To the average TV viewer, talk about analytics and rating numbers might seem irrelevant at best. But appearances can be deceiving: Those sleepy numbers tell a tale thicker than any soap opera plot line. By measuring how many people are watching a television show, Nielson wields the power of the TV chopping block. When a show routinely gets low Nielson numbers, it means fewer audience members are seeing advertisements. And, since advertisements are what keep the lights on at any television network, low ratings almost always result in a show getting canceled.
High ratings can elicit a bigger payday from the top brands that utilize Neilson TV data to make advertorial purchasing decisions (Coca-Cola, Nestle, NBC, and Proctor & Gamble are all Nielson clients) so big ratings mean big money. Nielson can also offer insight into viewing demographics, so brands are able to pinpoint ideal customer profile and market toward those most likely to purchase their products.
Nielson may have a monopoly on TV viewer data, but it’s not a perfect science–yet. After 50 years of fairly similar audience habits, changes in the way the public experiences TV in the last decade have skewed Nielson results. While Nielson can measure TV watched on some mobile devices and even DVR, it cannot measure mobile TV watched outside of the home and DVR programs watched after a 7-day viewing period. Shows watched on a television streaming device, such as Apple TV or Roku, are also left uncounted.
Even with its limitations, however, Nielson data is highly prized and extremely valuable to networks and brands alike.
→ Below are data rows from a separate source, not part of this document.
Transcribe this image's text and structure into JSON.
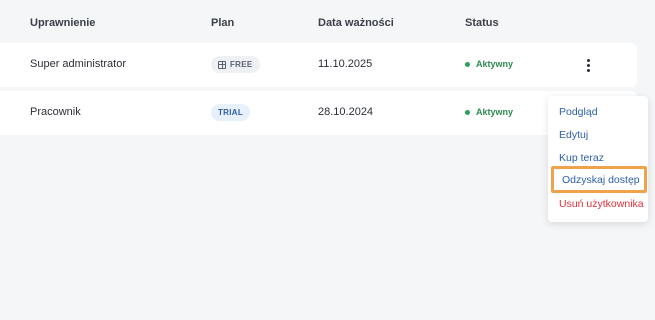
{
  "table": {
    "headers": {
      "role": "Uprawnienie",
      "plan": "Plan",
      "expiry": "Data ważności",
      "status": "Status"
    },
    "rows": [
      {
        "role": "Super administrator",
        "plan": "FREE",
        "expiry": "11.10.2025",
        "status": "Aktywny"
      },
      {
        "role": "Pracownik",
        "plan": "TRIAL",
        "expiry": "28.10.2024",
        "status": "Aktywny"
      }
    ]
  },
  "context_menu": {
    "items": [
      {
        "label": "Podgląd"
      },
      {
        "label": "Edytuj"
      },
      {
        "label": "Kup teraz"
      },
      {
        "label": "Odzyskaj dostęp"
      },
      {
        "label": "Usuń użytkownika"
      }
    ]
  },
  "colors": {
    "status_active": "#2f8a4f",
    "menu_link": "#2b5fa8",
    "menu_danger": "#e0303a",
    "highlight": "#f0a34a"
  }
}
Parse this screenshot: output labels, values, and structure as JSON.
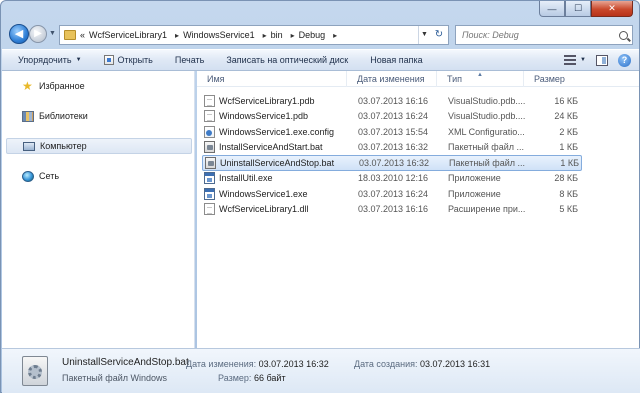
{
  "window": {
    "minimize_glyph": "—",
    "maximize_glyph": "☐",
    "close_glyph": "✕"
  },
  "nav": {
    "back_glyph": "◀",
    "forward_glyph": "▶",
    "dropdown_glyph": "▼"
  },
  "address": {
    "overflow": "«",
    "crumbs": [
      "WcfServiceLibrary1",
      "WindowsService1",
      "bin",
      "Debug"
    ],
    "separator": "▸",
    "refresh_glyph": "↻"
  },
  "search": {
    "placeholder": "Поиск: Debug"
  },
  "toolbar": {
    "organize_label": "Упорядочить",
    "open_label": "Открыть",
    "print_label": "Печать",
    "burn_label": "Записать на оптический диск",
    "new_folder_label": "Новая папка",
    "help_glyph": "?"
  },
  "navpane": {
    "items": [
      {
        "label": "Избранное",
        "icon": "star-icon"
      },
      {
        "label": "Библиотеки",
        "icon": "library-icon"
      },
      {
        "label": "Компьютер",
        "icon": "computer-icon"
      },
      {
        "label": "Сеть",
        "icon": "network-icon"
      }
    ]
  },
  "filelist": {
    "columns": {
      "name": "Имя",
      "date": "Дата изменения",
      "type": "Тип",
      "size": "Размер"
    },
    "sort_glyph": "▲",
    "rows": [
      {
        "name": "WcfServiceLibrary1.pdb",
        "date": "03.07.2013 16:16",
        "type": "VisualStudio.pdb....",
        "size": "16 КБ",
        "icon": "doc"
      },
      {
        "name": "WindowsService1.pdb",
        "date": "03.07.2013 16:24",
        "type": "VisualStudio.pdb....",
        "size": "24 КБ",
        "icon": "doc"
      },
      {
        "name": "WindowsService1.exe.config",
        "date": "03.07.2013 15:54",
        "type": "XML Configuratio...",
        "size": "2 КБ",
        "icon": "cfg"
      },
      {
        "name": "InstallServiceAndStart.bat",
        "date": "03.07.2013 16:32",
        "type": "Пакетный файл ...",
        "size": "1 КБ",
        "icon": "bat"
      },
      {
        "name": "UninstallServiceAndStop.bat",
        "date": "03.07.2013 16:32",
        "type": "Пакетный файл ...",
        "size": "1 КБ",
        "icon": "bat"
      },
      {
        "name": "InstallUtil.exe",
        "date": "18.03.2010 12:16",
        "type": "Приложение",
        "size": "28 КБ",
        "icon": "exe"
      },
      {
        "name": "WindowsService1.exe",
        "date": "03.07.2013 16:24",
        "type": "Приложение",
        "size": "8 КБ",
        "icon": "exe"
      },
      {
        "name": "WcfServiceLibrary1.dll",
        "date": "03.07.2013 16:16",
        "type": "Расширение при...",
        "size": "5 КБ",
        "icon": "doc"
      }
    ]
  },
  "details": {
    "filename": "UninstallServiceAndStop.bat",
    "filetype": "Пакетный файл Windows",
    "modified_label": "Дата изменения:",
    "modified_value": "03.07.2013 16:32",
    "created_label": "Дата создания:",
    "created_value": "03.07.2013 16:31",
    "size_label": "Размер:",
    "size_value": "66 байт"
  }
}
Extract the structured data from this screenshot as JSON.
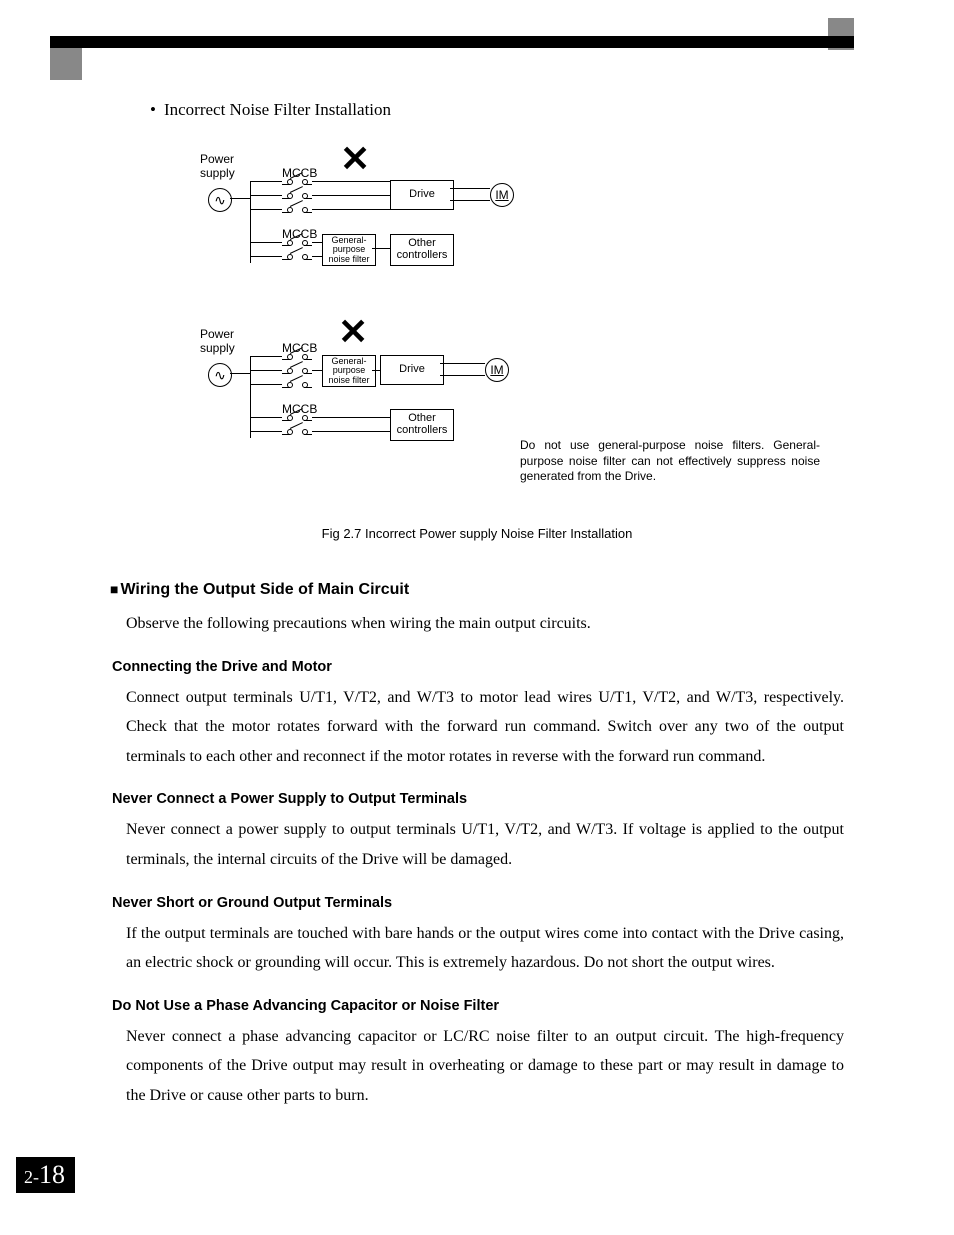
{
  "bullet": "Incorrect Noise Filter Installation",
  "figure": {
    "power_supply": "Power\nsupply",
    "mccb": "MCCB",
    "drive": "Drive",
    "im": "IM",
    "gp_filter": "General-\npurpose\nnoise filter",
    "other_ctrl": "Other\ncontrollers",
    "note": "Do not use general-purpose noise filters. General-purpose noise filter can not effectively suppress noise generated from the Drive.",
    "caption": "Fig 2.7  Incorrect Power supply Noise Filter Installation"
  },
  "section": {
    "heading": "Wiring the Output Side of Main Circuit",
    "intro": "Observe the following precautions when wiring the main output circuits.",
    "sub1": {
      "h": "Connecting the Drive and Motor",
      "p": "Connect output terminals U/T1, V/T2, and W/T3 to motor lead wires U/T1, V/T2, and W/T3, respectively. Check that the motor rotates forward with the forward run command. Switch over any two of the output terminals to each other and reconnect if the motor rotates in reverse with the forward run command."
    },
    "sub2": {
      "h": "Never Connect a Power Supply to Output Terminals",
      "p": "Never connect a power supply to output terminals U/T1, V/T2, and W/T3. If voltage is applied to the output terminals, the internal circuits of the Drive will be damaged."
    },
    "sub3": {
      "h": "Never Short or Ground Output Terminals",
      "p": "If the output terminals are touched with bare hands or the output wires come into contact with the Drive casing, an electric shock or grounding will occur. This is extremely hazardous. Do not short the output wires."
    },
    "sub4": {
      "h": "Do Not Use a Phase Advancing Capacitor or Noise Filter",
      "p": "Never connect a phase advancing capacitor or LC/RC noise filter to an output circuit. The high-frequency components of the Drive output may result in overheating or damage to these part or may result in damage to the Drive or cause other parts to burn."
    }
  },
  "pagenum": {
    "chapter": "2-",
    "page": "18"
  }
}
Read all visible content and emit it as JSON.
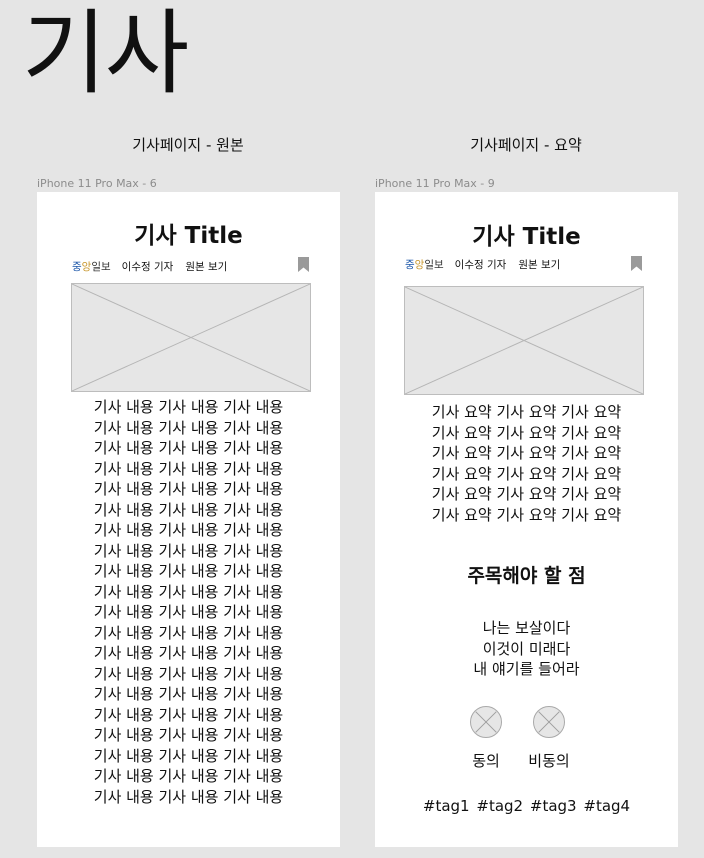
{
  "page": {
    "title": "기사"
  },
  "frames": [
    {
      "heading": "기사페이지 - 원본",
      "device": "iPhone 11 Pro Max - 6",
      "article": {
        "title": "기사 Title",
        "source": {
          "part1": "중",
          "part2": "앙",
          "part3": "일보"
        },
        "reporter": "이수정 기자",
        "view_original": "원본 보기",
        "icons": {
          "bookmark": "bookmark-icon",
          "image": "image-placeholder"
        },
        "body_lines": [
          "기사 내용 기사 내용 기사 내용",
          "기사 내용 기사 내용 기사 내용",
          "기사 내용 기사 내용 기사 내용",
          "기사 내용 기사 내용 기사 내용",
          "기사 내용 기사 내용 기사 내용",
          "기사 내용 기사 내용 기사 내용",
          "기사 내용 기사 내용 기사 내용",
          "기사 내용 기사 내용 기사 내용",
          "기사 내용 기사 내용 기사 내용",
          "기사 내용 기사 내용 기사 내용",
          "기사 내용 기사 내용 기사 내용",
          "기사 내용 기사 내용 기사 내용",
          "기사 내용 기사 내용 기사 내용",
          "기사 내용 기사 내용 기사 내용",
          "기사 내용 기사 내용 기사 내용",
          "기사 내용 기사 내용 기사 내용",
          "기사 내용 기사 내용 기사 내용",
          "기사 내용 기사 내용 기사 내용",
          "기사 내용 기사 내용 기사 내용",
          "기사 내용 기사 내용 기사 내용"
        ]
      }
    },
    {
      "heading": "기사페이지 - 요약",
      "device": "iPhone 11 Pro Max - 9",
      "article": {
        "title": "기사 Title",
        "source": {
          "part1": "중",
          "part2": "앙",
          "part3": "일보"
        },
        "reporter": "이수정 기자",
        "view_original": "원본 보기",
        "icons": {
          "bookmark": "bookmark-icon",
          "image": "image-placeholder"
        },
        "summary_lines": [
          "기사 요약 기사 요약 기사 요약",
          "기사 요약 기사 요약 기사 요약",
          "기사 요약 기사 요약 기사 요약",
          "기사 요약 기사 요약 기사 요약",
          "기사 요약 기사 요약 기사 요약",
          "기사 요약 기사 요약 기사 요약"
        ],
        "highlight_title": "주목해야 할 점",
        "highlight_lines": [
          "나는 보살이다",
          "이것이 미래다",
          "내 얘기를 들어라"
        ],
        "votes": {
          "agree": "동의",
          "disagree": "비동의"
        },
        "tags": [
          "#tag1",
          "#tag2",
          "#tag3",
          "#tag4"
        ]
      }
    }
  ]
}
Getting insight into who is watching (and when they watch) means getting the most out of marketing spend and ensuring that a network’s programming lineup is on-point for what viewers want. Detailed reports are sold to clients to help make programming decisions, which makes the difference between your favorite TV show getting canceled–or surviving for one more season.